In the entries below, find each line with the string "tauri" and copy it.

INPUT section start

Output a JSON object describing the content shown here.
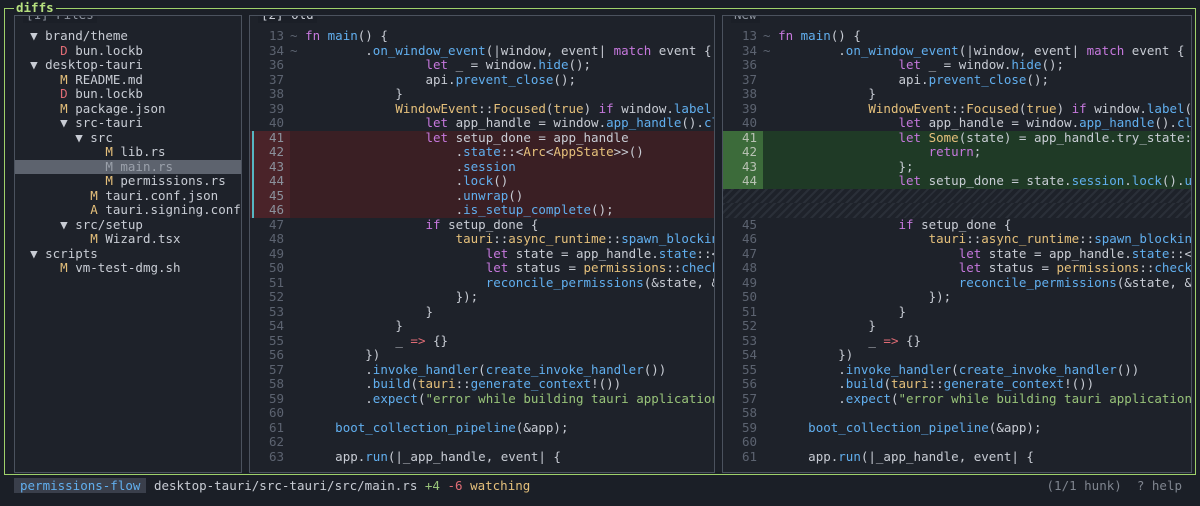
{
  "app": {
    "title": "diffs"
  },
  "panes": {
    "files": {
      "title": "[1] Files"
    },
    "old": {
      "title": "[2] Old"
    },
    "new": {
      "title": "New"
    }
  },
  "tree": [
    {
      "indent": "  ",
      "arrow": "▼ ",
      "status": "",
      "name": "brand/theme",
      "selected": false
    },
    {
      "indent": "      ",
      "arrow": "",
      "status": "D",
      "name": "bun.lockb",
      "selected": false
    },
    {
      "indent": "  ",
      "arrow": "▼ ",
      "status": "",
      "name": "desktop-tauri",
      "selected": false
    },
    {
      "indent": "      ",
      "arrow": "",
      "status": "M",
      "name": "README.md",
      "selected": false
    },
    {
      "indent": "      ",
      "arrow": "",
      "status": "D",
      "name": "bun.lockb",
      "selected": false
    },
    {
      "indent": "      ",
      "arrow": "",
      "status": "M",
      "name": "package.json",
      "selected": false
    },
    {
      "indent": "      ",
      "arrow": "▼ ",
      "status": "",
      "name": "src-tauri",
      "selected": false
    },
    {
      "indent": "        ",
      "arrow": "▼ ",
      "status": "",
      "name": "src",
      "selected": false
    },
    {
      "indent": "            ",
      "arrow": "",
      "status": "M",
      "name": "lib.rs",
      "selected": false
    },
    {
      "indent": "            ",
      "arrow": "",
      "status": "M",
      "name": "main.rs",
      "selected": true
    },
    {
      "indent": "            ",
      "arrow": "",
      "status": "M",
      "name": "permissions.rs",
      "selected": false
    },
    {
      "indent": "          ",
      "arrow": "",
      "status": "M",
      "name": "tauri.conf.json",
      "selected": false
    },
    {
      "indent": "          ",
      "arrow": "",
      "status": "A",
      "name": "tauri.signing.conf.json",
      "selected": false
    },
    {
      "indent": "      ",
      "arrow": "▼ ",
      "status": "",
      "name": "src/setup",
      "selected": false
    },
    {
      "indent": "          ",
      "arrow": "",
      "status": "M",
      "name": "Wizard.tsx",
      "selected": false
    },
    {
      "indent": "  ",
      "arrow": "▼ ",
      "status": "",
      "name": "scripts",
      "selected": false
    },
    {
      "indent": "      ",
      "arrow": "",
      "status": "M",
      "name": "vm-test-dmg.sh",
      "selected": false
    }
  ],
  "old_lines": [
    {
      "ln": "13",
      "mark": "~",
      "type": "ctx",
      "code": "fn main() {"
    },
    {
      "ln": "34",
      "mark": "~",
      "type": "ctx",
      "code": "        .on_window_event(|window, event| match event {"
    },
    {
      "ln": "36",
      "mark": "",
      "type": "ctx",
      "code": "                let _ = window.hide();"
    },
    {
      "ln": "37",
      "mark": "",
      "type": "ctx",
      "code": "                api.prevent_close();"
    },
    {
      "ln": "38",
      "mark": "",
      "type": "ctx",
      "code": "            }"
    },
    {
      "ln": "39",
      "mark": "",
      "type": "ctx",
      "code": "            WindowEvent::Focused(true) if window.label() == \"m"
    },
    {
      "ln": "40",
      "mark": "",
      "type": "ctx",
      "code": "                let app_handle = window.app_handle().clone();"
    },
    {
      "ln": "41",
      "mark": "",
      "type": "del",
      "code": "                let setup_done = app_handle"
    },
    {
      "ln": "42",
      "mark": "",
      "type": "del",
      "code": "                    .state::<Arc<AppState>>()"
    },
    {
      "ln": "43",
      "mark": "",
      "type": "del",
      "code": "                    .session"
    },
    {
      "ln": "44",
      "mark": "",
      "type": "del",
      "code": "                    .lock()"
    },
    {
      "ln": "45",
      "mark": "",
      "type": "del",
      "code": "                    .unwrap()"
    },
    {
      "ln": "46",
      "mark": "",
      "type": "del",
      "code": "                    .is_setup_complete();"
    },
    {
      "ln": "47",
      "mark": "",
      "type": "ctx",
      "code": "                if setup_done {"
    },
    {
      "ln": "48",
      "mark": "",
      "type": "ctx",
      "code": "                    tauri::async_runtime::spawn_blocking(move"
    },
    {
      "ln": "49",
      "mark": "",
      "type": "ctx",
      "code": "                        let state = app_handle.state::<Arc<App"
    },
    {
      "ln": "50",
      "mark": "",
      "type": "ctx",
      "code": "                        let status = permissions::check_all();"
    },
    {
      "ln": "51",
      "mark": "",
      "type": "ctx",
      "code": "                        reconcile_permissions(&state, &status)"
    },
    {
      "ln": "52",
      "mark": "",
      "type": "ctx",
      "code": "                    });"
    },
    {
      "ln": "53",
      "mark": "",
      "type": "ctx",
      "code": "                }"
    },
    {
      "ln": "54",
      "mark": "",
      "type": "ctx",
      "code": "            }"
    },
    {
      "ln": "55",
      "mark": "",
      "type": "ctx",
      "code": "            _ => {}"
    },
    {
      "ln": "56",
      "mark": "",
      "type": "ctx",
      "code": "        })"
    },
    {
      "ln": "57",
      "mark": "",
      "type": "ctx",
      "code": "        .invoke_handler(create_invoke_handler())"
    },
    {
      "ln": "58",
      "mark": "",
      "type": "ctx",
      "code": "        .build(tauri::generate_context!())"
    },
    {
      "ln": "59",
      "mark": "",
      "type": "ctx",
      "code": "        .expect(\"error while building tauri application\");"
    },
    {
      "ln": "60",
      "mark": "",
      "type": "ctx",
      "code": ""
    },
    {
      "ln": "61",
      "mark": "",
      "type": "ctx",
      "code": "    boot_collection_pipeline(&app);"
    },
    {
      "ln": "62",
      "mark": "",
      "type": "ctx",
      "code": ""
    },
    {
      "ln": "63",
      "mark": "",
      "type": "ctx",
      "code": "    app.run(|_app_handle, event| {"
    }
  ],
  "new_lines": [
    {
      "ln": "13",
      "mark": "~",
      "type": "ctx",
      "code": "fn main() {"
    },
    {
      "ln": "34",
      "mark": "~",
      "type": "ctx",
      "code": "        .on_window_event(|window, event| match event {"
    },
    {
      "ln": "36",
      "mark": "",
      "type": "ctx",
      "code": "                let _ = window.hide();"
    },
    {
      "ln": "37",
      "mark": "",
      "type": "ctx",
      "code": "                api.prevent_close();"
    },
    {
      "ln": "38",
      "mark": "",
      "type": "ctx",
      "code": "            }"
    },
    {
      "ln": "39",
      "mark": "",
      "type": "ctx",
      "code": "            WindowEvent::Focused(true) if window.label() == \"ma"
    },
    {
      "ln": "40",
      "mark": "",
      "type": "ctx",
      "code": "                let app_handle = window.app_handle().clone();"
    },
    {
      "ln": "41",
      "mark": "",
      "type": "add",
      "code": "                let Some(state) = app_handle.try_state::<Arc<Ap"
    },
    {
      "ln": "42",
      "mark": "",
      "type": "add",
      "code": "                    return;"
    },
    {
      "ln": "43",
      "mark": "",
      "type": "add",
      "code": "                };"
    },
    {
      "ln": "44",
      "mark": "",
      "type": "add",
      "code": "                let setup_done = state.session.lock().unwrap()."
    },
    {
      "ln": "",
      "mark": "",
      "type": "filler",
      "code": ""
    },
    {
      "ln": "",
      "mark": "",
      "type": "filler",
      "code": ""
    },
    {
      "ln": "45",
      "mark": "",
      "type": "ctx",
      "code": "                if setup_done {"
    },
    {
      "ln": "46",
      "mark": "",
      "type": "ctx",
      "code": "                    tauri::async_runtime::spawn_blocking(move |"
    },
    {
      "ln": "47",
      "mark": "",
      "type": "ctx",
      "code": "                        let state = app_handle.state::<Arc<AppS"
    },
    {
      "ln": "48",
      "mark": "",
      "type": "ctx",
      "code": "                        let status = permissions::check_all();"
    },
    {
      "ln": "49",
      "mark": "",
      "type": "ctx",
      "code": "                        reconcile_permissions(&state, &status);"
    },
    {
      "ln": "50",
      "mark": "",
      "type": "ctx",
      "code": "                    });"
    },
    {
      "ln": "51",
      "mark": "",
      "type": "ctx",
      "code": "                }"
    },
    {
      "ln": "52",
      "mark": "",
      "type": "ctx",
      "code": "            }"
    },
    {
      "ln": "53",
      "mark": "",
      "type": "ctx",
      "code": "            _ => {}"
    },
    {
      "ln": "54",
      "mark": "",
      "type": "ctx",
      "code": "        })"
    },
    {
      "ln": "55",
      "mark": "",
      "type": "ctx",
      "code": "        .invoke_handler(create_invoke_handler())"
    },
    {
      "ln": "56",
      "mark": "",
      "type": "ctx",
      "code": "        .build(tauri::generate_context!())"
    },
    {
      "ln": "57",
      "mark": "",
      "type": "ctx",
      "code": "        .expect(\"error while building tauri application\");"
    },
    {
      "ln": "58",
      "mark": "",
      "type": "ctx",
      "code": ""
    },
    {
      "ln": "59",
      "mark": "",
      "type": "ctx",
      "code": "    boot_collection_pipeline(&app);"
    },
    {
      "ln": "60",
      "mark": "",
      "type": "ctx",
      "code": ""
    },
    {
      "ln": "61",
      "mark": "",
      "type": "ctx",
      "code": "    app.run(|_app_handle, event| {"
    }
  ],
  "status": {
    "branch": "permissions-flow",
    "path": "desktop-tauri/src-tauri/src/main.rs",
    "adds": "+4",
    "dels": "-6",
    "state": "watching",
    "hunk": "(1/1 hunk)",
    "help": "? help"
  },
  "colors": {
    "accent": "#9fd16a",
    "added": "#98c379",
    "removed": "#e06c75",
    "modified": "#e5c07b"
  }
}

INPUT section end

:: RESPONSE AREA ::
      "name": "desktop-tauri",
      "name": "src-tauri",
      "name": "tauri.conf.json",
      "name": "tauri.signing.conf.json",
      "code": "                    tauri::async_runtime::spawn_blocking(move"
      "code": "        .build(tauri::generate_context!())"
      "code": "        .expect(\"error while building tauri application\");"
      "code": "                    tauri::async_runtime::spawn_blocking(move |"
      "code": "        .build(tauri::generate_context!())"
      "code": "        .expect(\"error while building tauri application\");"
    "path": "desktop-tauri/src-tauri/src/main.rs",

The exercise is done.